The mediator, as an objective third party, is often able to identify options that the parties might not think of themselves. This creative component of a mediator’s role is the one most mediators enjoy. Warring parties often become so entrenched in their positions that they see agreement only as weakness. The mediator, however, can often craft solutions that can incorporate elements of compromise and gain for each party. Being able to “think out of the box” is, therefore, a critical skill for an effective mediator. The mediator may go back and forth between the parties in an attempt to move them closer to a consensus until a resolution is reached.

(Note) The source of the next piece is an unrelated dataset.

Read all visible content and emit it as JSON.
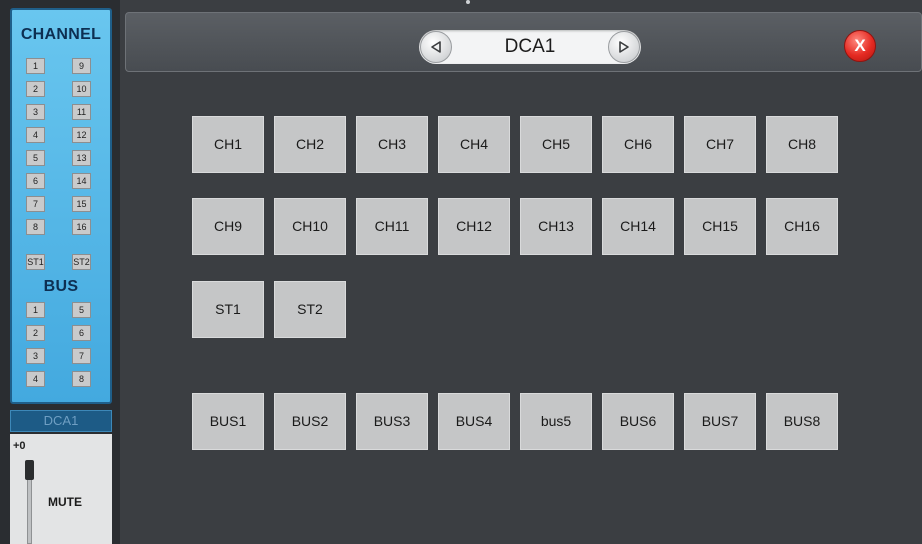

If an agreement is reached, the mediator must ensure that it is reduced to writing. That does not mean that the mediator must be the scrivener, however. When parties are represented by attorneys, the attorneys will usually write the agreement with the mediator merely ensuring that it is done. If the parties are unrepresented, then the mediator will usually draft the agreement as well. Once drafted, each party must sign the agreement, which then becomes binding on the parties and enforceable. In family mediation, the agreement is called a Marital Settlement Agreement (MSA) and will include a Parenting Plan if there are children in involved. Once signed, the MSA is presented to the judge in a final hearing (like a trial), in which the judge will incorporate the agreement into an order that can be enforced by the court.

While we are on the topic of what a mediator does, it begs the question: what does a mediator not do? Firstly, a mediator can’t practice law or whatever secondary profession they have while mediating. A mediator must at all times be an unbiased and objective third party whose sole role is to facilitate the mediation process.

The mediator is there to assist the parties in reaching an agreement that they craft together. When the parties are represented, it is easy to let the attorneys answer any legal questions that arise. The harder scenario is when parties are not represented. The mediator can provide information required for the parties to make informed decisions. Even if the mediator is an attorney, however, he or she may not apply that legal information to the specific facts of the parties’ case and provide legal opinions. The only legal advice the lawyer/mediator may give is that the parties have a right to hire a lawyer to assist them with the mediation and the case. Similarly, if the mediator is a psychologist or therapist, and discovers that the clients or their children require counseling during the process, the mediator may suggest that the parties get counseling. Even if the mediator is a counselor, however, the mediator should not do the counseling.

Whether the mediation is a divorce, contract, foreclosure, or any other matter, the mediator’s role is the same. He or she must serve as an unbiased objective third party to assist the parties in resolving their disputes. In order to do so, the mediator must identify and clarify the issues for the parties, evaluate and test the parties’ positions, try to find creative solutions that allow each party to gain and compromise, and ensure that any agreement reached is reduced to writing. Despite whatever additional training a mediator has, the mediator may not serve in any other capacity to the clients. Though still fairly new, mediation has becomes an important tool within our legal system for resolving disputes that saves people time, money, and helps preserve relationships.

Howard Chusid, Ed.D, LMHC, NCC is a Licensed Mental Health Counselor, a National Certified Counselor, and a Board Certified Professional Counselor. He is also a Supreme Court Certified Family Mediator, Circuit Civil Mediator and a Qualified Arbitrator. Howard works with a group of caring professionals who offer a cooperative approach to divorce and other family disputes. Each professional provides the support services necessary to navigate the many complex issues people face during the confrontational times that break up creates. We can be reached at The Helping Place, LLC at 954-455-0388.